→ **Task objective**
The data is to be repeated exactly, with the images removed.

Excerpts from an interface dataset
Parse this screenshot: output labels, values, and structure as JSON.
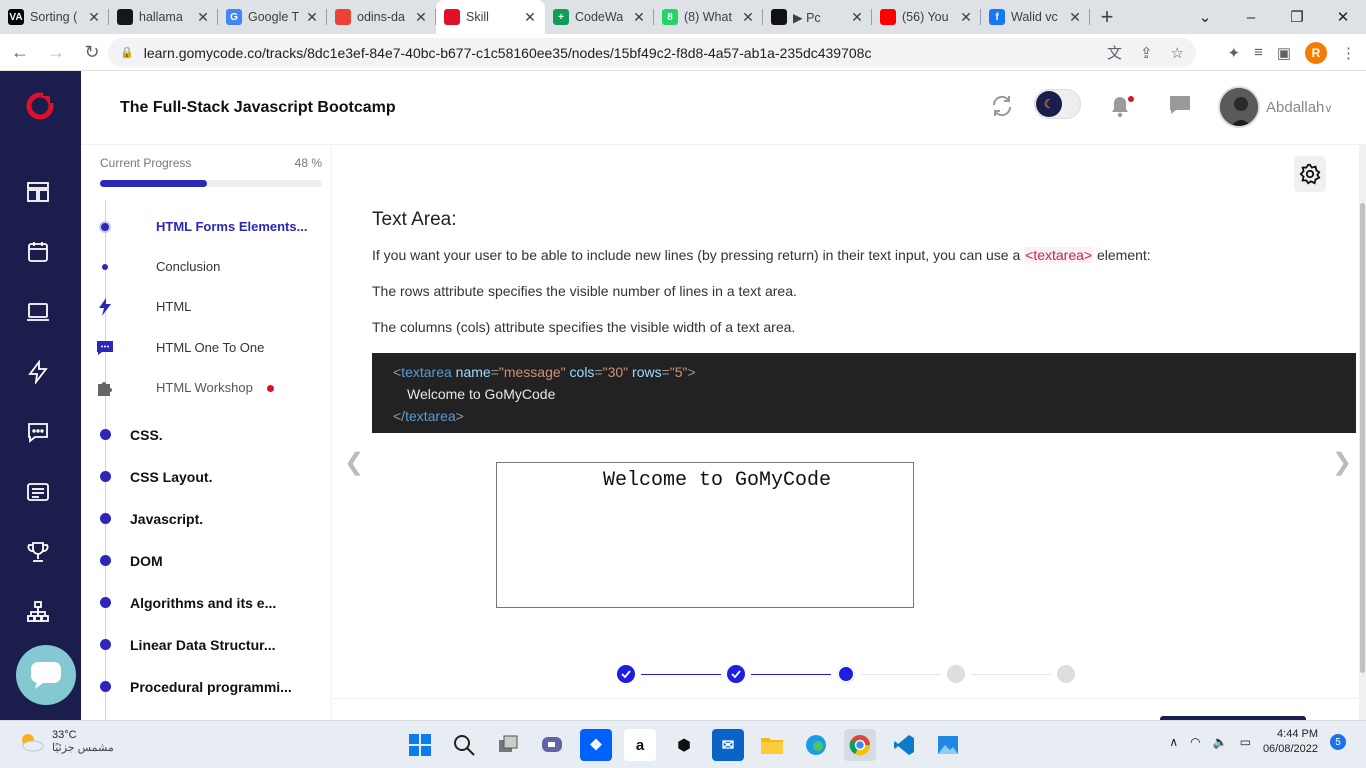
{
  "browser": {
    "tabs": [
      {
        "title": "Sorting (",
        "favicon": "codewars-va-icon",
        "color": "#000000",
        "letter": "VA",
        "active": false
      },
      {
        "title": "hallama",
        "favicon": "github-icon",
        "color": "#181717",
        "letter": "",
        "active": false
      },
      {
        "title": "Google T",
        "favicon": "google-translate-icon",
        "color": "#4285f4",
        "letter": "G",
        "active": false
      },
      {
        "title": "odins-da",
        "favicon": "chrome-web-icon",
        "color": "#ea4335",
        "letter": "",
        "active": false
      },
      {
        "title": "Skill",
        "favicon": "gomycode-icon",
        "color": "#e0102b",
        "letter": "",
        "active": true
      },
      {
        "title": "CodeWa",
        "favicon": "sheets-plus-icon",
        "color": "#0f9d58",
        "letter": "+",
        "active": false
      },
      {
        "title": "(8) What",
        "favicon": "whatsapp-icon",
        "color": "#25d366",
        "letter": "8",
        "active": false
      },
      {
        "title": "▶ Pc",
        "favicon": "podcast-icon",
        "color": "#111111",
        "letter": "",
        "active": false
      },
      {
        "title": "(56) You",
        "favicon": "youtube-icon",
        "color": "#ff0000",
        "letter": "",
        "active": false
      },
      {
        "title": "Walid vc",
        "favicon": "facebook-icon",
        "color": "#1877f2",
        "letter": "f",
        "active": false
      }
    ],
    "url": "learn.gomycode.co/tracks/8dc1e3ef-84e7-40bc-b677-c1c58160ee35/nodes/15bf49c2-f8d8-4a57-ab1a-235dc439708c",
    "profile_letter": "R"
  },
  "header": {
    "title": "The Full-Stack Javascript Bootcamp",
    "username": "Abdallah"
  },
  "sidebar": {
    "progress_label": "Current Progress",
    "progress_value": "48 %",
    "progress_fraction": 0.48,
    "subitems": [
      {
        "label": "HTML Forms Elements...",
        "icon": "dot-icon",
        "current": true
      },
      {
        "label": "Conclusion",
        "icon": "dot-icon",
        "current": false
      },
      {
        "label": "HTML",
        "icon": "lightning-icon",
        "current": false
      },
      {
        "label": "HTML One To One",
        "icon": "chat-icon",
        "current": false
      },
      {
        "label": "HTML Workshop",
        "icon": "puzzle-icon",
        "current": false,
        "badge": "red-dot"
      }
    ],
    "sections": [
      {
        "label": "CSS."
      },
      {
        "label": "CSS Layout."
      },
      {
        "label": "Javascript."
      },
      {
        "label": "DOM"
      },
      {
        "label": "Algorithms and its e..."
      },
      {
        "label": "Linear Data Structur..."
      },
      {
        "label": "Procedural programmi..."
      }
    ]
  },
  "content": {
    "heading": "Text Area:",
    "para1_before": "If you want your user to be able to include new lines (by pressing return) in their text input, you can use a ",
    "para1_tag": "<textarea>",
    "para1_after": " element:",
    "para2": "The rows attribute specifies the visible number of lines in a text area.",
    "para3": "The columns (cols) attribute specifies the visible width of a text area.",
    "code": {
      "open_tag": "textarea",
      "attr1_name": "name",
      "attr1_value": "\"message\"",
      "attr2_name": "cols",
      "attr2_value": "\"30\"",
      "attr3_name": "rows",
      "attr3_value": "\"5\"",
      "body": "Welcome to GoMyCode",
      "close_tag": "textarea"
    },
    "demo_textarea_value": "Welcome to GoMyCode",
    "stepper": {
      "total": 5,
      "completed": 2,
      "current": 3
    }
  },
  "taskbar": {
    "temperature": "33°C",
    "weather_text": "مشمس جزئيًا",
    "time": "4:44 PM",
    "date": "06/08/2022",
    "notification_count": "5"
  },
  "colors": {
    "rail": "#1b1d4d",
    "accent": "#2c27b8",
    "brand_red": "#e0102b",
    "code_bg": "#222222"
  }
}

→ **Written answer**
Parse this screenshot: output labels, values, and structure as JSON.
{
  "browser": {
    "tabs": [
      {
        "title": "Sorting (",
        "favicon": "codewars-va-icon",
        "color": "#000000",
        "letter": "VA",
        "active": false
      },
      {
        "title": "hallama",
        "favicon": "github-icon",
        "color": "#181717",
        "letter": "",
        "active": false
      },
      {
        "title": "Google T",
        "favicon": "google-translate-icon",
        "color": "#4285f4",
        "letter": "G",
        "active": false
      },
      {
        "title": "odins-da",
        "favicon": "chrome-web-icon",
        "color": "#ea4335",
        "letter": "",
        "active": false
      },
      {
        "title": "Skill",
        "favicon": "gomycode-icon",
        "color": "#e0102b",
        "letter": "",
        "active": true
      },
      {
        "title": "CodeWa",
        "favicon": "sheets-plus-icon",
        "color": "#0f9d58",
        "letter": "+",
        "active": false
      },
      {
        "title": "(8) What",
        "favicon": "whatsapp-icon",
        "color": "#25d366",
        "letter": "8",
        "active": false
      },
      {
        "title": "▶ Pc",
        "favicon": "podcast-icon",
        "color": "#111111",
        "letter": "",
        "active": false
      },
      {
        "title": "(56) You",
        "favicon": "youtube-icon",
        "color": "#ff0000",
        "letter": "",
        "active": false
      },
      {
        "title": "Walid vc",
        "favicon": "facebook-icon",
        "color": "#1877f2",
        "letter": "f",
        "active": false
      }
    ],
    "url": "learn.gomycode.co/tracks/8dc1e3ef-84e7-40bc-b677-c1c58160ee35/nodes/15bf49c2-f8d8-4a57-ab1a-235dc439708c",
    "profile_letter": "R"
  },
  "header": {
    "title": "The Full-Stack Javascript Bootcamp",
    "username": "Abdallah"
  },
  "sidebar": {
    "progress_label": "Current Progress",
    "progress_value": "48 %",
    "progress_fraction": 0.48,
    "subitems": [
      {
        "label": "HTML Forms Elements...",
        "icon": "dot-icon",
        "current": true
      },
      {
        "label": "Conclusion",
        "icon": "dot-icon",
        "current": false
      },
      {
        "label": "HTML",
        "icon": "lightning-icon",
        "current": false
      },
      {
        "label": "HTML One To One",
        "icon": "chat-icon",
        "current": false
      },
      {
        "label": "HTML Workshop",
        "icon": "puzzle-icon",
        "current": false,
        "badge": "red-dot"
      }
    ],
    "sections": [
      {
        "label": "CSS."
      },
      {
        "label": "CSS Layout."
      },
      {
        "label": "Javascript."
      },
      {
        "label": "DOM"
      },
      {
        "label": "Algorithms and its e..."
      },
      {
        "label": "Linear Data Structur..."
      },
      {
        "label": "Procedural programmi..."
      }
    ]
  },
  "content": {
    "heading": "Text Area:",
    "para1_before": "If you want your user to be able to include new lines (by pressing return) in their text input, you can use a ",
    "para1_tag": "<textarea>",
    "para1_after": " element:",
    "para2": "The rows attribute specifies the visible number of lines in a text area.",
    "para3": "The columns (cols) attribute specifies the visible width of a text area.",
    "code": {
      "open_tag": "textarea",
      "attr1_name": "name",
      "attr1_value": "\"message\"",
      "attr2_name": "cols",
      "attr2_value": "\"30\"",
      "attr3_name": "rows",
      "attr3_value": "\"5\"",
      "body": "Welcome to GoMyCode",
      "close_tag": "textarea"
    },
    "demo_textarea_value": "Welcome to GoMyCode",
    "stepper": {
      "total": 5,
      "completed": 2,
      "current": 3
    }
  },
  "taskbar": {
    "temperature": "33°C",
    "weather_text": "مشمس جزئيًا",
    "time": "4:44 PM",
    "date": "06/08/2022",
    "notification_count": "5"
  },
  "colors": {
    "rail": "#1b1d4d",
    "accent": "#2c27b8",
    "brand_red": "#e0102b",
    "code_bg": "#222222"
  }
}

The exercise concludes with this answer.